◆ WHAT YOU WILL DO ◆
Please return each line of the listing below exactly as written.

⟨

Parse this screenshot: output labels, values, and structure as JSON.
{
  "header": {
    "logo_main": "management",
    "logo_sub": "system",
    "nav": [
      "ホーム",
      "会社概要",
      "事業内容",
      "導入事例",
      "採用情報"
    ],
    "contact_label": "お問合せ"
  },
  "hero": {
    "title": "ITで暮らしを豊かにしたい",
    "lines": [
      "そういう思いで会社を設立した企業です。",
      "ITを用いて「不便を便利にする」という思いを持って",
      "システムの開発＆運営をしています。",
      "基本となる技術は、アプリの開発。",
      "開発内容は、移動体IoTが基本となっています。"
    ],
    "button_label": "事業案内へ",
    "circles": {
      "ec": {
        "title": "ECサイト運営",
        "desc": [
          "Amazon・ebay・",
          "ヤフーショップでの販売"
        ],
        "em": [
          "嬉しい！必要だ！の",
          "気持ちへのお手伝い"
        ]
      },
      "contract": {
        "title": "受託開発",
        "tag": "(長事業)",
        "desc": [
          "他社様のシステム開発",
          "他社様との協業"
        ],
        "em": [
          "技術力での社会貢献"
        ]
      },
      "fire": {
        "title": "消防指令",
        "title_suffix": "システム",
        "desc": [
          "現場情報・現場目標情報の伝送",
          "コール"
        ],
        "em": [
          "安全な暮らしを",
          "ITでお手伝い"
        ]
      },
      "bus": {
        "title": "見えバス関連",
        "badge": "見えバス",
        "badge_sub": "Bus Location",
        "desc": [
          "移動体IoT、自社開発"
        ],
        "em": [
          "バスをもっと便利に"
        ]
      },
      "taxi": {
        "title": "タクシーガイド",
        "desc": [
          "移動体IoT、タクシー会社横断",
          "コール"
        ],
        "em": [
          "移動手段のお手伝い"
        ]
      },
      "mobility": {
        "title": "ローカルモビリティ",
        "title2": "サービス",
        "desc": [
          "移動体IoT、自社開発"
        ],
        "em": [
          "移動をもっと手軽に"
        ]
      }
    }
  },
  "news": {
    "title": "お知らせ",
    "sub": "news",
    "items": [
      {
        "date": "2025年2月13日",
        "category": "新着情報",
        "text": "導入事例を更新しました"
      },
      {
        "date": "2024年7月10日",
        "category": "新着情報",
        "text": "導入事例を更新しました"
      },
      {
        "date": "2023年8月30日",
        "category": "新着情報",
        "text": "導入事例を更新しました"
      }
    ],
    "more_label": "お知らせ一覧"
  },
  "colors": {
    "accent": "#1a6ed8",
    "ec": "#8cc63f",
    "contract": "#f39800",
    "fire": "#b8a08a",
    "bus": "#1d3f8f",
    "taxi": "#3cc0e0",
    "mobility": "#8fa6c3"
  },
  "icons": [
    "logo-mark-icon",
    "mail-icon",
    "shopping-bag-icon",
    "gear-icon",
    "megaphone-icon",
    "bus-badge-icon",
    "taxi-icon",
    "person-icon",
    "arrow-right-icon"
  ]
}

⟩

◆ SOLVED EXERCISE ◆
Parse this screenshot: output labels, values, and structure as JSON.
{
  "header": {
    "logo_main": "management",
    "logo_sub": "system",
    "nav": [
      "ホーム",
      "会社概要",
      "事業内容",
      "導入事例",
      "採用情報"
    ],
    "contact_label": "お問合せ"
  },
  "hero": {
    "title": "ITで暮らしを豊かにしたい",
    "lines": [
      "そういう思いで会社を設立した企業です。",
      "ITを用いて「不便を便利にする」という思いを持って",
      "システムの開発＆運営をしています。",
      "基本となる技術は、アプリの開発。",
      "開発内容は、移動体IoTが基本となっています。"
    ],
    "button_label": "事業案内へ",
    "circles": {
      "ec": {
        "title": "ECサイト運営",
        "desc": [
          "Amazon・ebay・",
          "ヤフーショップでの販売"
        ],
        "em": [
          "嬉しい！必要だ！の",
          "気持ちへのお手伝い"
        ]
      },
      "contract": {
        "title": "受託開発",
        "tag": "(長事業)",
        "desc": [
          "他社様のシステム開発",
          "他社様との協業"
        ],
        "em": [
          "技術力での社会貢献"
        ]
      },
      "fire": {
        "title": "消防指令",
        "title_suffix": "システム",
        "desc": [
          "現場情報・現場目標情報の伝送",
          "コール"
        ],
        "em": [
          "安全な暮らしを",
          "ITでお手伝い"
        ]
      },
      "bus": {
        "title": "見えバス関連",
        "badge": "見えバス",
        "badge_sub": "Bus Location",
        "desc": [
          "移動体IoT、自社開発"
        ],
        "em": [
          "バスをもっと便利に"
        ]
      },
      "taxi": {
        "title": "タクシーガイド",
        "desc": [
          "移動体IoT、タクシー会社横断",
          "コール"
        ],
        "em": [
          "移動手段のお手伝い"
        ]
      },
      "mobility": {
        "title": "ローカルモビリティ",
        "title2": "サービス",
        "desc": [
          "移動体IoT、自社開発"
        ],
        "em": [
          "移動をもっと手軽に"
        ]
      }
    }
  },
  "news": {
    "title": "お知らせ",
    "sub": "news",
    "items": [
      {
        "date": "2025年2月13日",
        "category": "新着情報",
        "text": "導入事例を更新しました"
      },
      {
        "date": "2024年7月10日",
        "category": "新着情報",
        "text": "導入事例を更新しました"
      },
      {
        "date": "2023年8月30日",
        "category": "新着情報",
        "text": "導入事例を更新しました"
      }
    ],
    "more_label": "お知らせ一覧"
  },
  "colors": {
    "accent": "#1a6ed8",
    "ec": "#8cc63f",
    "contract": "#f39800",
    "fire": "#b8a08a",
    "bus": "#1d3f8f",
    "taxi": "#3cc0e0",
    "mobility": "#8fa6c3"
  },
  "icons": [
    "logo-mark-icon",
    "mail-icon",
    "shopping-bag-icon",
    "gear-icon",
    "megaphone-icon",
    "bus-badge-icon",
    "taxi-icon",
    "person-icon",
    "arrow-right-icon"
  ]
}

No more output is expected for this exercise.